The trip was a total success in that we made it in about 60 hours without any breakage or significant problems. Weather planning was excellent until the forecast fizzled out at the end of 3 days. The first day was light reaching and motor sailing in light southerly breezes. The thunderstorms stayed inland on this day as predicted.
The second day was had slightly more wind pressure as predicted, but the thunderstorms came off the beach as they often do in Florida in June. We caught the edge of one but handled it easily by taking off all sail and turning away from it.
The third day brought even more pressure than predicted but from the right direction. That direction was SW and we wanted to go NE. By late afternoon we were headed to South Carolina at 5 knots under bare poles only. But that day the thunderstorms were exploding off the beach. We were cuffed by one and missed the worst ones. More unsettling was to watch the "power of God" lightning displays out over the Gulf Stream. That night the wind was over 25 knots and the 6 to 8 foot waves were really pushing the boat around. The watches were difficult and off watch worse. As dawn broke the jetties of Charleston were a welcome sight. The SW wind built to over 30 as we were safely motoring into the harbor.

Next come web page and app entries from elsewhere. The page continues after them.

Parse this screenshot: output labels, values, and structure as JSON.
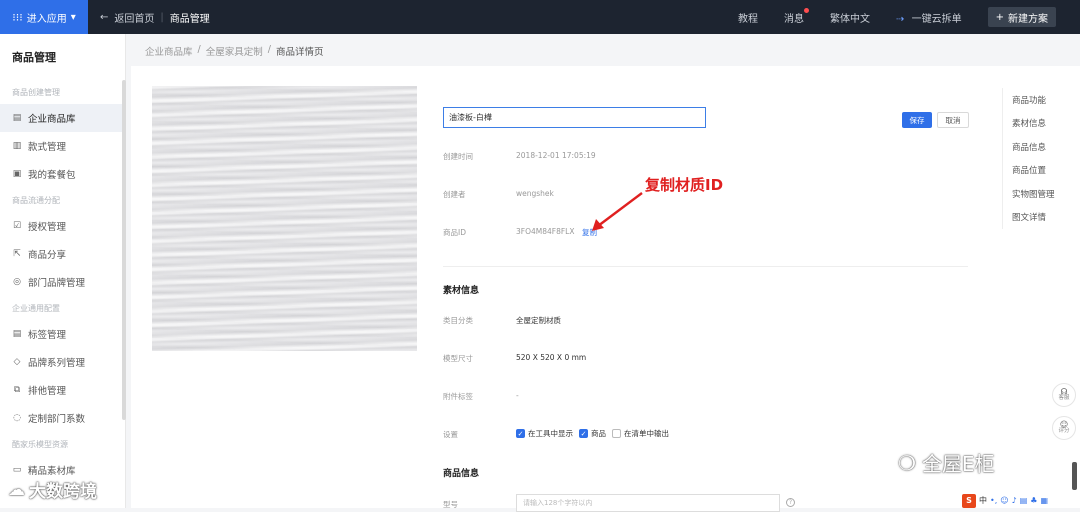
{
  "topbar": {
    "enter_app": "进入应用",
    "back_label": "返回首页",
    "separator": "|",
    "current": "商品管理",
    "tutorial": "教程",
    "messages": "消息",
    "language": "繁体中文",
    "split_order": "一键云拆单",
    "new_scheme": "新建方案"
  },
  "sidebar": {
    "title": "商品管理",
    "groups": [
      {
        "label": "商品创建管理",
        "items": [
          {
            "label": "企业商品库",
            "icon": "list-icon",
            "active": true
          },
          {
            "label": "款式管理",
            "icon": "layout-icon"
          },
          {
            "label": "我的套餐包",
            "icon": "package-icon"
          }
        ]
      },
      {
        "label": "商品流通分配",
        "items": [
          {
            "label": "授权管理",
            "icon": "authorize-icon"
          },
          {
            "label": "商品分享",
            "icon": "share-icon"
          },
          {
            "label": "部门品牌管理",
            "icon": "brand-icon"
          }
        ]
      },
      {
        "label": "企业通用配置",
        "items": [
          {
            "label": "标签管理",
            "icon": "tag-icon"
          },
          {
            "label": "品牌系列管理",
            "icon": "series-icon"
          },
          {
            "label": "排他管理",
            "icon": "exclusive-icon"
          },
          {
            "label": "定制部门系数",
            "icon": "coefficient-icon"
          }
        ]
      },
      {
        "label": "酷家乐模型资源",
        "items": [
          {
            "label": "精品素材库",
            "icon": "material-icon"
          }
        ]
      }
    ]
  },
  "breadcrumb": [
    "企业商品库",
    "全屋家具定制",
    "商品详情页"
  ],
  "product": {
    "name": "油漆板-白樺",
    "save": "保存",
    "cancel": "取消",
    "fields": {
      "created_time_label": "创建时间",
      "created_time": "2018-12-01 17:05:19",
      "creator_label": "创建者",
      "creator": "wengshek",
      "product_id_label": "商品ID",
      "product_id": "3FO4M84F8FLX",
      "copy": "复制"
    }
  },
  "annotation": "复制材质ID",
  "material": {
    "title": "素材信息",
    "category_label": "类目分类",
    "category": "全屋定制材质",
    "size_label": "模型尺寸",
    "size": "520 X 520 X 0 mm",
    "extra_label": "附件标签",
    "extra": "-",
    "settings_label": "设置",
    "settings": [
      {
        "label": "在工具中显示",
        "checked": true
      },
      {
        "label": "商品",
        "checked": true
      },
      {
        "label": "在清单中输出",
        "checked": false
      }
    ]
  },
  "product_info": {
    "title": "商品信息",
    "model_label": "型号",
    "model_placeholder": "请输入128个字符以内"
  },
  "anchor_nav": [
    "商品功能",
    "素材信息",
    "商品信息",
    "商品位置",
    "实物图管理",
    "图文详情"
  ],
  "float": {
    "service": "客服",
    "feedback": "评分"
  },
  "watermarks": {
    "right": "全屋E柜",
    "left": "大数跨境"
  },
  "ime": "中"
}
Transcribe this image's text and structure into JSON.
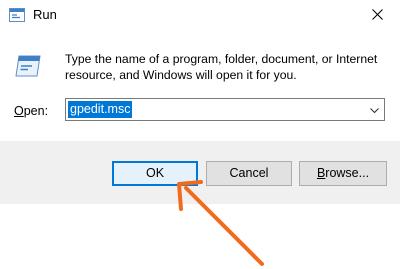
{
  "window": {
    "title": "Run",
    "icon": "run-app-icon",
    "close_icon": "close-icon"
  },
  "body": {
    "description": "Type the name of a program, folder, document, or Internet resource, and Windows will open it for you.",
    "icon": "run-program-icon"
  },
  "open": {
    "label_underlined": "O",
    "label_rest": "pen:",
    "value": "gpedit.msc",
    "dropdown_icon": "chevron-down-icon"
  },
  "buttons": {
    "ok": "OK",
    "cancel": "Cancel",
    "browse_underlined": "B",
    "browse_rest": "rowse..."
  },
  "annotation": {
    "arrow_color": "#f26b1d"
  },
  "colors": {
    "accent": "#0078d7",
    "footer_bg": "#f0f0f0"
  }
}
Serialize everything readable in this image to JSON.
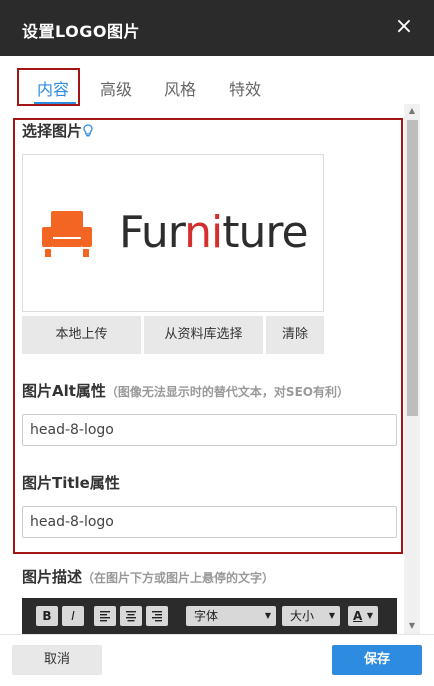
{
  "dialog": {
    "title": "设置LOGO图片",
    "close_icon": "×"
  },
  "tabs": [
    {
      "label": "内容",
      "active": true
    },
    {
      "label": "高级",
      "active": false
    },
    {
      "label": "风格",
      "active": false
    },
    {
      "label": "特效",
      "active": false
    }
  ],
  "image_section": {
    "label": "选择图片",
    "hint_icon": "lightbulb-icon",
    "preview": {
      "logo_icon": "armchair-icon",
      "brand_prefix": "Fur",
      "brand_highlight": "ni",
      "brand_suffix": "ture",
      "brand_color": "#2d2d2d",
      "highlight_color": "#d32f2f",
      "icon_color": "#f26522"
    },
    "buttons": [
      "本地上传",
      "从资料库选择",
      "清除"
    ]
  },
  "alt_field": {
    "label": "图片Alt属性",
    "hint": "（图像无法显示时的替代文本，对SEO有利）",
    "value": "head-8-logo"
  },
  "title_field": {
    "label": "图片Title属性",
    "value": "head-8-logo"
  },
  "description": {
    "label": "图片描述",
    "hint": "（在图片下方或图片上悬停的文字）",
    "toolbar": {
      "bold": "B",
      "italic": "I",
      "font_select": "字体",
      "size_select": "大小",
      "color_button": "A"
    }
  },
  "footer": {
    "cancel": "取消",
    "save": "保存"
  },
  "colors": {
    "accent": "#2d8cdf",
    "highlight_border": "#a41616",
    "titlebar": "#2b2b2b"
  }
}
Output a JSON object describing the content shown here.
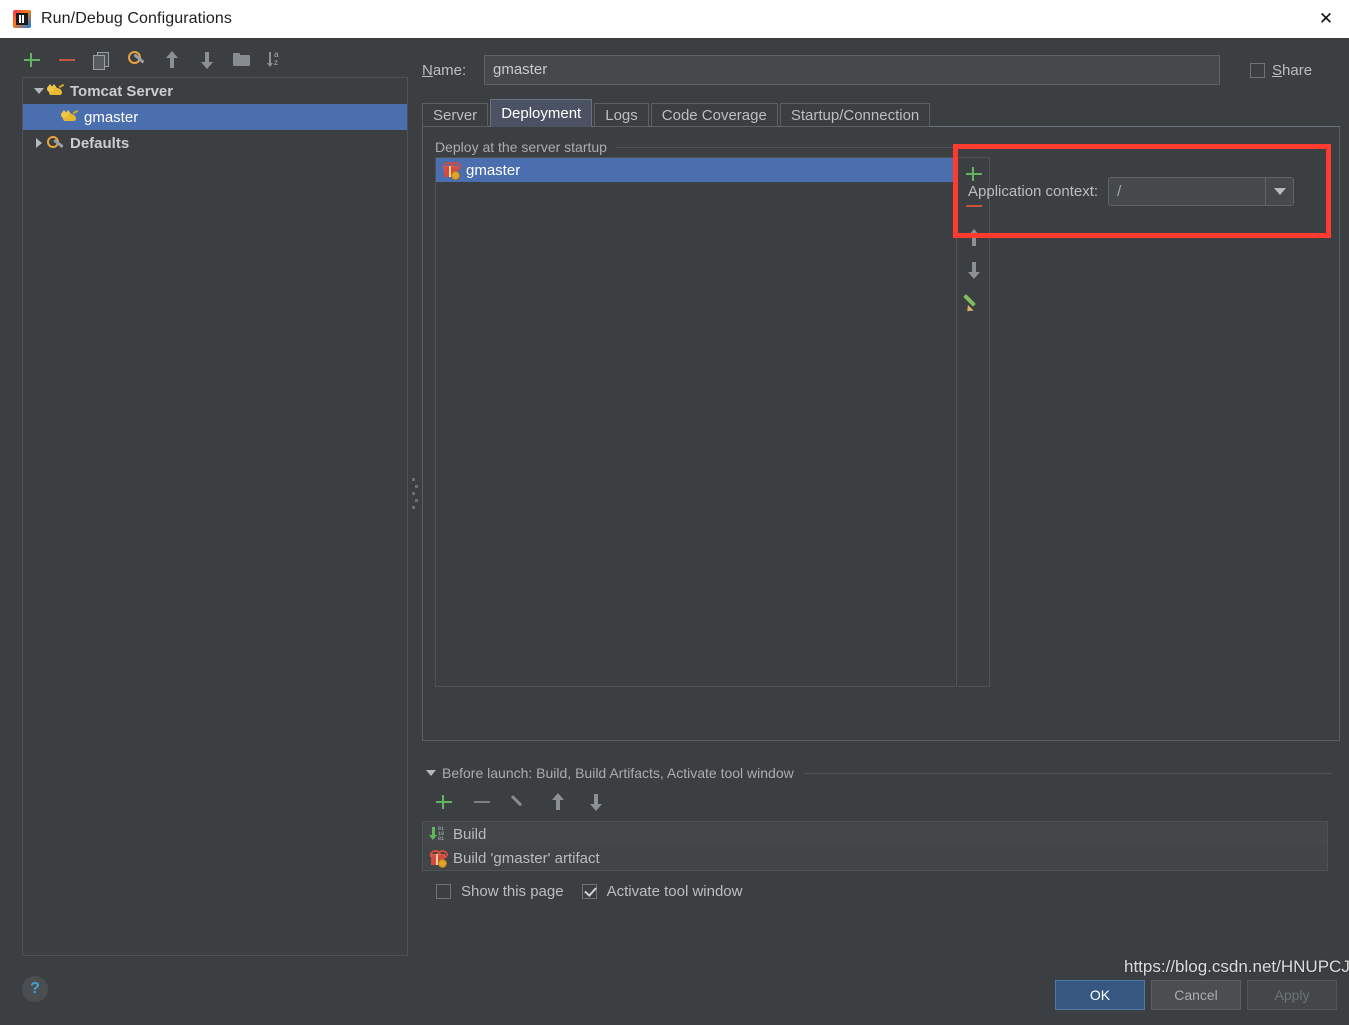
{
  "window": {
    "title": "Run/Debug Configurations",
    "app_icon": "intellij-idea-icon",
    "close_icon": "close-icon"
  },
  "sidebar": {
    "toolbar": [
      {
        "name": "add-configuration-button",
        "icon": "plus-icon"
      },
      {
        "name": "remove-configuration-button",
        "icon": "minus-icon"
      },
      {
        "name": "copy-configuration-button",
        "icon": "copy-icon"
      },
      {
        "name": "edit-defaults-button",
        "icon": "wrench-gear-icon"
      },
      {
        "name": "move-up-button",
        "icon": "arrow-up-icon"
      },
      {
        "name": "move-down-button",
        "icon": "arrow-down-icon"
      },
      {
        "name": "create-folder-button",
        "icon": "folder-icon"
      },
      {
        "name": "sort-configurations-button",
        "icon": "sort-az-icon"
      }
    ],
    "tree": [
      {
        "label": "Tomcat Server",
        "icon": "tomcat-icon",
        "expanded": true,
        "selected": false,
        "level": 0
      },
      {
        "label": "gmaster",
        "icon": "tomcat-icon",
        "expanded": null,
        "selected": true,
        "level": 1
      },
      {
        "label": "Defaults",
        "icon": "gear-icon",
        "expanded": false,
        "selected": false,
        "level": 0
      }
    ]
  },
  "main": {
    "name_label": "Name:",
    "name_value": "gmaster",
    "name_placeholder": "",
    "share_label": "Share",
    "share_checked": false,
    "tabs": [
      {
        "label": "Server",
        "active": false
      },
      {
        "label": "Deployment",
        "active": true
      },
      {
        "label": "Logs",
        "active": false
      },
      {
        "label": "Code Coverage",
        "active": false
      },
      {
        "label": "Startup/Connection",
        "active": false
      }
    ],
    "deployment": {
      "group_label": "Deploy at the server startup",
      "artifacts": [
        {
          "label": "gmaster",
          "icon": "artifact-icon",
          "selected": true
        }
      ],
      "list_toolbar": [
        {
          "name": "add-artifact-button",
          "icon": "plus-icon"
        },
        {
          "name": "remove-artifact-button",
          "icon": "minus-icon"
        },
        {
          "name": "move-artifact-up-button",
          "icon": "arrow-up-icon"
        },
        {
          "name": "move-artifact-down-button",
          "icon": "arrow-down-icon"
        },
        {
          "name": "edit-artifact-button",
          "icon": "pencil-icon"
        }
      ],
      "application_context_label": "Application context:",
      "application_context_value": "/",
      "highlight_color": "#ff3b30"
    }
  },
  "before_launch": {
    "header": "Before launch: Build, Build Artifacts, Activate tool window",
    "toolbar": [
      {
        "name": "add-task-button",
        "icon": "plus-icon"
      },
      {
        "name": "remove-task-button",
        "icon": "minus-icon"
      },
      {
        "name": "edit-task-button",
        "icon": "pencil-icon"
      },
      {
        "name": "move-task-up-button",
        "icon": "arrow-up-icon"
      },
      {
        "name": "move-task-down-button",
        "icon": "arrow-down-icon"
      }
    ],
    "tasks": [
      {
        "label": "Build",
        "icon": "build-icon"
      },
      {
        "label": "Build 'gmaster' artifact",
        "icon": "artifact-icon"
      }
    ],
    "show_this_page_label": "Show this page",
    "show_this_page_checked": false,
    "activate_tool_window_label": "Activate tool window",
    "activate_tool_window_checked": true
  },
  "footer": {
    "help_icon": "help-question-icon",
    "ok_label": "OK",
    "cancel_label": "Cancel",
    "apply_label": "Apply",
    "apply_disabled": true,
    "primary_color": "#365880"
  },
  "watermark": {
    "text": "https://blog.csdn.net/HNUPCJ"
  }
}
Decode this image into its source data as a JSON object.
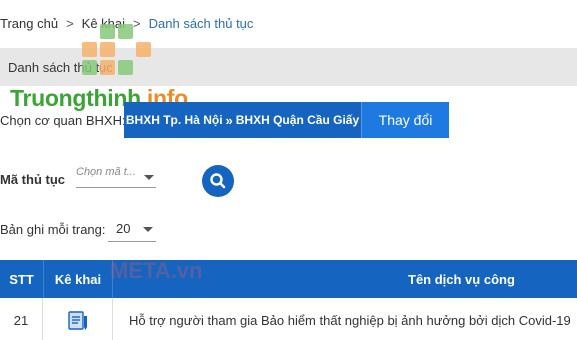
{
  "breadcrumb": {
    "items": [
      "Trang chủ",
      "Kê khai",
      "Danh sách thủ tục"
    ],
    "separator": ">"
  },
  "section": {
    "title": "Danh sách thủ tục"
  },
  "logo": {
    "part1": "Truongthinh",
    "part2": ".info",
    "green": "#3aa535",
    "orange": "#f08a24"
  },
  "agency": {
    "label": "Chọn cơ quan BHXH:",
    "level1": "BHXH Tp. Hà Nội",
    "separator": "»",
    "level2": "BHXH Quận Cầu Giấy",
    "change_label": "Thay đổi"
  },
  "filter": {
    "procedure_label": "Mã thủ tục",
    "procedure_placeholder": "Chọn mã t...",
    "search_icon": "search-icon"
  },
  "paging": {
    "rows_label": "Bản ghi mỗi trang:",
    "rows_value": "20"
  },
  "table": {
    "columns": [
      "STT",
      "Kê khai",
      "Tên dịch vụ công"
    ],
    "rows": [
      {
        "stt": "21",
        "declare_icon": "form-document-icon",
        "name": "Hỗ trợ người tham gia Bảo hiểm thất nghiệp bị ảnh hưởng bởi dịch Covid-19"
      }
    ]
  },
  "watermark": "META.vn",
  "colors": {
    "primary": "#1565c0",
    "button": "#1e7ae0",
    "link": "#2a6fb5",
    "section_bg": "#e7e7e7"
  }
}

We are docked at Charleston City Marina which seems nice, but we are to exhausted to tell. Bedtime is projected for 7:30 pm.
Regrettably we do not have any good pictures. However, I do not believe that any camera I know of can really display the eerie colors of a building thunderstorm if the sun gets behind it. It is like a rainbow, but one from another world. There are metallic blue greens and odd yellows that do not other wise show up in everyday life. Plus the menace (which usually does not pan out) just adds to the weirdness.